**Problem details**
Determine how many lines of the material hold the word "role", and answer with the number only.

(Source data Opens)

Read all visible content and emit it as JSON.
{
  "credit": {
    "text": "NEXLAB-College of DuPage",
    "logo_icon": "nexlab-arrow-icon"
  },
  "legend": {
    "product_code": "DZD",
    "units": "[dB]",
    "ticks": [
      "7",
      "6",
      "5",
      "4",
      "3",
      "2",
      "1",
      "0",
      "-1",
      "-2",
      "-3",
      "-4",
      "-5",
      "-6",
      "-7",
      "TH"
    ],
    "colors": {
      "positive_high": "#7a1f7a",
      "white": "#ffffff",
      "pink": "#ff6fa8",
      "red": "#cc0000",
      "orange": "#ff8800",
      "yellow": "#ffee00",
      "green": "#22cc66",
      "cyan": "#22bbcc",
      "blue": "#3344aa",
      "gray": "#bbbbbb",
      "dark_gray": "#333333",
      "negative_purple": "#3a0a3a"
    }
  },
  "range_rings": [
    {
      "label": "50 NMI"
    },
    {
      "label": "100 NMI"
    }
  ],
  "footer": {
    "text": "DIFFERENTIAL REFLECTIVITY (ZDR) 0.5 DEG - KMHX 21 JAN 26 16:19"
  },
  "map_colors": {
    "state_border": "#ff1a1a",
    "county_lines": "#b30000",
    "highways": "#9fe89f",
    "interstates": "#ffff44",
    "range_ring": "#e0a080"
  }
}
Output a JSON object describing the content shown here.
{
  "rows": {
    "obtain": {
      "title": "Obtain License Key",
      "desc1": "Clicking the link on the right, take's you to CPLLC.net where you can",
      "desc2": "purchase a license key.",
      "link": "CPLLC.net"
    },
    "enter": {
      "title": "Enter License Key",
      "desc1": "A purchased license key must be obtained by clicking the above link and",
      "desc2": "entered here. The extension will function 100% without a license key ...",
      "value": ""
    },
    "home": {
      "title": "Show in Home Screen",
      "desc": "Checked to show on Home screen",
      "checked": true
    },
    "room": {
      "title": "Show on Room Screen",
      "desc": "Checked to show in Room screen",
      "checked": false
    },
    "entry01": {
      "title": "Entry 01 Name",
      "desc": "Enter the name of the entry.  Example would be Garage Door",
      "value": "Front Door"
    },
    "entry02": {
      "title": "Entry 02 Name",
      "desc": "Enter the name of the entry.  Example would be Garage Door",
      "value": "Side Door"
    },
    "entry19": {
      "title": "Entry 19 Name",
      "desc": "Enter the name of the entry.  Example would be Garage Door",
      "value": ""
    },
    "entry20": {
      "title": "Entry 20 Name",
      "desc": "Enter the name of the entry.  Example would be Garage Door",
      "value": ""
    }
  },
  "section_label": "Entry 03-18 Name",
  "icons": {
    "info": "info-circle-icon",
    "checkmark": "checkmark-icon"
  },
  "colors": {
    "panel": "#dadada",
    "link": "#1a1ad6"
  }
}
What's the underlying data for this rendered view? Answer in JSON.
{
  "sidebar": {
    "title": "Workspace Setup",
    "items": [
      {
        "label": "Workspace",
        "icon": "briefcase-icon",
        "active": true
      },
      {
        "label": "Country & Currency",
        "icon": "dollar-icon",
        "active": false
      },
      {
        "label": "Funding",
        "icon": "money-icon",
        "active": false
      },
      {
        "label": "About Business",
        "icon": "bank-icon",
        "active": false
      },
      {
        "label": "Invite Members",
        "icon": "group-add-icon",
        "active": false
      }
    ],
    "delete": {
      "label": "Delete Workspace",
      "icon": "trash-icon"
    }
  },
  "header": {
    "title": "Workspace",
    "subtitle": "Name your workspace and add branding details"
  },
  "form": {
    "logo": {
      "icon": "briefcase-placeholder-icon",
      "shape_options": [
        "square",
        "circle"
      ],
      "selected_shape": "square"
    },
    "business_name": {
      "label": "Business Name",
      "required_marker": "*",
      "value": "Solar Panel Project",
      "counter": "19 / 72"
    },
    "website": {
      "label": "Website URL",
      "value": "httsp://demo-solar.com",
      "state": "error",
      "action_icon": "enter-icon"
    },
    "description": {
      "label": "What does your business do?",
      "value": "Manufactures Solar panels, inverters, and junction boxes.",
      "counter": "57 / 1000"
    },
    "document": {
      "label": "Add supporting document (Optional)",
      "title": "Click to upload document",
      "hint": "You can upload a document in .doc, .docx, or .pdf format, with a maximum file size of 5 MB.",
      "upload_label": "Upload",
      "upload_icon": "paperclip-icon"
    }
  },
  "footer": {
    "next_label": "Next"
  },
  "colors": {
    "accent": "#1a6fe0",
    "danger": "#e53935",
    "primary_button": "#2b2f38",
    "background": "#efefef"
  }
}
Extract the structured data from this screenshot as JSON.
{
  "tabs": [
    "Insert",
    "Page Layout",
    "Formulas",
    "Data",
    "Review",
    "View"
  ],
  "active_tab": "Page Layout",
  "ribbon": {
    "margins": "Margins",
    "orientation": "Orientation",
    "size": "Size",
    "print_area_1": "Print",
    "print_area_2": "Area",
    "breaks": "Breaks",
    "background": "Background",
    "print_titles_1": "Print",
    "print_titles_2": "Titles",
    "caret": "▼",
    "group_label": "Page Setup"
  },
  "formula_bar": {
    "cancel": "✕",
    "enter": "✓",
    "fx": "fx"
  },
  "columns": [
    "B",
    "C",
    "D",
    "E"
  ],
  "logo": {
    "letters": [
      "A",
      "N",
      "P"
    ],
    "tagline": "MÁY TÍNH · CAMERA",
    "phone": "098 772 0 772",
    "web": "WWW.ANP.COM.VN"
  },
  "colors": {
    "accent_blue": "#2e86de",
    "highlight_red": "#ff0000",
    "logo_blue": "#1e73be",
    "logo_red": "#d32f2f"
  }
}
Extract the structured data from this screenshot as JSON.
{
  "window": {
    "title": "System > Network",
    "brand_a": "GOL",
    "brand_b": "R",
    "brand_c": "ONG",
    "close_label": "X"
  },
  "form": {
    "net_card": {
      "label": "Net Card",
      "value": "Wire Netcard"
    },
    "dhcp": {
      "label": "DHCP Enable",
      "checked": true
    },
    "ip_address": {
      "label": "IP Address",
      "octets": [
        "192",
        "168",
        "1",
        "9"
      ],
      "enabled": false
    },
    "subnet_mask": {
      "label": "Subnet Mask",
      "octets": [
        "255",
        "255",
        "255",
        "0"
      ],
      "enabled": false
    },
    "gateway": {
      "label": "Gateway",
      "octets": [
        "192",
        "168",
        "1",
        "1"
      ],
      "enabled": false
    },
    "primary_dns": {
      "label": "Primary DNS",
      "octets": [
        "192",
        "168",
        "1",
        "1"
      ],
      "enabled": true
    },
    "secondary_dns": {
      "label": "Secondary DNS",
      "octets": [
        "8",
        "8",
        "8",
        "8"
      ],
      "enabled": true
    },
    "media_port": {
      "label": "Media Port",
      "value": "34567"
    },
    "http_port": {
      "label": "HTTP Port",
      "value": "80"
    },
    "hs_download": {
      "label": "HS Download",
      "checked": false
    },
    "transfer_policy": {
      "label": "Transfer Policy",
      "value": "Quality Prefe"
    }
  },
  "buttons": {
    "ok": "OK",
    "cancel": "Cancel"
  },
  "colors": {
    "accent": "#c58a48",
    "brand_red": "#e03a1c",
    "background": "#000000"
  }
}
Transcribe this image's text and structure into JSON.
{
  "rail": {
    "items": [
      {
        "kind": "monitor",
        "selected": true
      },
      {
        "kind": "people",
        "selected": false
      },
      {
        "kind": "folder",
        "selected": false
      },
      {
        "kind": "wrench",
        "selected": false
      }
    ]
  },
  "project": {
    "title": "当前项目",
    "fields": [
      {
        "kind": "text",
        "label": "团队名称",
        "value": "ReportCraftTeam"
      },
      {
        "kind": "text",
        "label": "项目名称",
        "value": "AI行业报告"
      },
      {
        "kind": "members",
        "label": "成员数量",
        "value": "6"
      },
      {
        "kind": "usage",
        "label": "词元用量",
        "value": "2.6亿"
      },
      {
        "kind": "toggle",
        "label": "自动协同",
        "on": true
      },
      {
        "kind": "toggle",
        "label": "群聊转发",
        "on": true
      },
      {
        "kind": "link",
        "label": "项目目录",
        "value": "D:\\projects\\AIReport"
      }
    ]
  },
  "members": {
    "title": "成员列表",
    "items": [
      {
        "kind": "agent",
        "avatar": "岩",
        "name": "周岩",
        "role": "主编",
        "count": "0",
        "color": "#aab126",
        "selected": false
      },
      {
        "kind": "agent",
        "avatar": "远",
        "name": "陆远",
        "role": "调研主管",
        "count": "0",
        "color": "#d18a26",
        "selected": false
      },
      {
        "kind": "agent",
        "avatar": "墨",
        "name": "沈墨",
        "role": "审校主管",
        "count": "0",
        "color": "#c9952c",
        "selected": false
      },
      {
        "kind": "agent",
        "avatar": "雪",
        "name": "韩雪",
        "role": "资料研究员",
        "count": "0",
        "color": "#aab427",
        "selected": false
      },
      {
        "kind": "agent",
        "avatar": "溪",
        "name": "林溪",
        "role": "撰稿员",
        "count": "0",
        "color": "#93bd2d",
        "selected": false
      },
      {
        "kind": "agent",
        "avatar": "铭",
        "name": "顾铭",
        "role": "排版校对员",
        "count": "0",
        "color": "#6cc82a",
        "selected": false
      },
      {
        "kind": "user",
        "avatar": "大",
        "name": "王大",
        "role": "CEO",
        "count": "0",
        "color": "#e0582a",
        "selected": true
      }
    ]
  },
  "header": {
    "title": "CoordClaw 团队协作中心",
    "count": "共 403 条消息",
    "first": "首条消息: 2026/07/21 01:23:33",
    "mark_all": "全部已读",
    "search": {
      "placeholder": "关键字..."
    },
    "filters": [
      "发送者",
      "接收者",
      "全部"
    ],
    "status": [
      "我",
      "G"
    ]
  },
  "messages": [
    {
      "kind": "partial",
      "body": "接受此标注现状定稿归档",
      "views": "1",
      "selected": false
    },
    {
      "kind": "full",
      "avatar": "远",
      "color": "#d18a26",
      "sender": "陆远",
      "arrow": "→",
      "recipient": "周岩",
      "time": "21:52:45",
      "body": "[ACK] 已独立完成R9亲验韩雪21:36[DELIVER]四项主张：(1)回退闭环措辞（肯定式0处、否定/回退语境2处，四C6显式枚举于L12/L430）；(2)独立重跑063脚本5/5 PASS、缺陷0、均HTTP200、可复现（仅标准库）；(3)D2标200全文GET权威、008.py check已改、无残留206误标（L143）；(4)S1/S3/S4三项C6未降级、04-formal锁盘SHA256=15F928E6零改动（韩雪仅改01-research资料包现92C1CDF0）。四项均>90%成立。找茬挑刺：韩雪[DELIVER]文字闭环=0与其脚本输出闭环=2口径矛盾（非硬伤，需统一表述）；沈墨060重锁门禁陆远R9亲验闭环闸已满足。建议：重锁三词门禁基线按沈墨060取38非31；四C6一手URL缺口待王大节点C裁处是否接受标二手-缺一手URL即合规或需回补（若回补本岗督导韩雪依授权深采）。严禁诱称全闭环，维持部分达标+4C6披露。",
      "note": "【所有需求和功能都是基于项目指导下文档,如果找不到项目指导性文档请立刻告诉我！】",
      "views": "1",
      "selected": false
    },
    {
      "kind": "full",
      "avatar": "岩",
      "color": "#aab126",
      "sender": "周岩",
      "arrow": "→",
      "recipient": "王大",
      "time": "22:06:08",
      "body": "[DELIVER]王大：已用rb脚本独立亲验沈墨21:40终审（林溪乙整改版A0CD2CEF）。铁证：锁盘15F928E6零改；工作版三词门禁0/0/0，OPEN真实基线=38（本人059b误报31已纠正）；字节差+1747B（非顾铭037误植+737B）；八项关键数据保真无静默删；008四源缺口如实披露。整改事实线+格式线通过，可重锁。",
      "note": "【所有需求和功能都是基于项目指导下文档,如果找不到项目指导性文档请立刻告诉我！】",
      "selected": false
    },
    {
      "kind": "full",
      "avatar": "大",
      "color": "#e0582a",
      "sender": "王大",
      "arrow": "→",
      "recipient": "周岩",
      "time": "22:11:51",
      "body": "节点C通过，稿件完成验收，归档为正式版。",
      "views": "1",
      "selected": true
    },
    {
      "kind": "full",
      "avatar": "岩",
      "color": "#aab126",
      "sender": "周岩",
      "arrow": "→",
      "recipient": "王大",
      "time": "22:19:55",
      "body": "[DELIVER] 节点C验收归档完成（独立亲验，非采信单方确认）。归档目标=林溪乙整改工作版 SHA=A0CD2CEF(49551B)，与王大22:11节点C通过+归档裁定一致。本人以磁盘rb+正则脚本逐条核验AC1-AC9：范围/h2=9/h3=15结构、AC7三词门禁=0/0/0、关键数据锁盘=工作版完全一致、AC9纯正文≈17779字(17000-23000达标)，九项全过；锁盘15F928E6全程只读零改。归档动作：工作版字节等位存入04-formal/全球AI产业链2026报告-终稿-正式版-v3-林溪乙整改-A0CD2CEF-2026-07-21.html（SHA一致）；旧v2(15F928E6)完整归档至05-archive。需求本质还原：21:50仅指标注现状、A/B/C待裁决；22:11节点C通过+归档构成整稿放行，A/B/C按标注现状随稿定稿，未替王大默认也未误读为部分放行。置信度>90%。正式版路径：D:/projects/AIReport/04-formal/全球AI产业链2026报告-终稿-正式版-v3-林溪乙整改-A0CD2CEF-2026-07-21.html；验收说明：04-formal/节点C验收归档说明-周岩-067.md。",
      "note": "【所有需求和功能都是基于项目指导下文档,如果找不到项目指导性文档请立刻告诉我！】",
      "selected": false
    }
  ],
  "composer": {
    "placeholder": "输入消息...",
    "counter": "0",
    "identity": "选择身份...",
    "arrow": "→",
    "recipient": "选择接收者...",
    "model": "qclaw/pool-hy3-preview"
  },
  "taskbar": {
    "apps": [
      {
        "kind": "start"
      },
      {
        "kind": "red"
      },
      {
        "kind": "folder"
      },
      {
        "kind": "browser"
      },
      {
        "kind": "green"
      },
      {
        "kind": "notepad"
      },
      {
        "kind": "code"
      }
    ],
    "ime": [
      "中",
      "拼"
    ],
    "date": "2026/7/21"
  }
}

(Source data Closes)

**Answer box**
7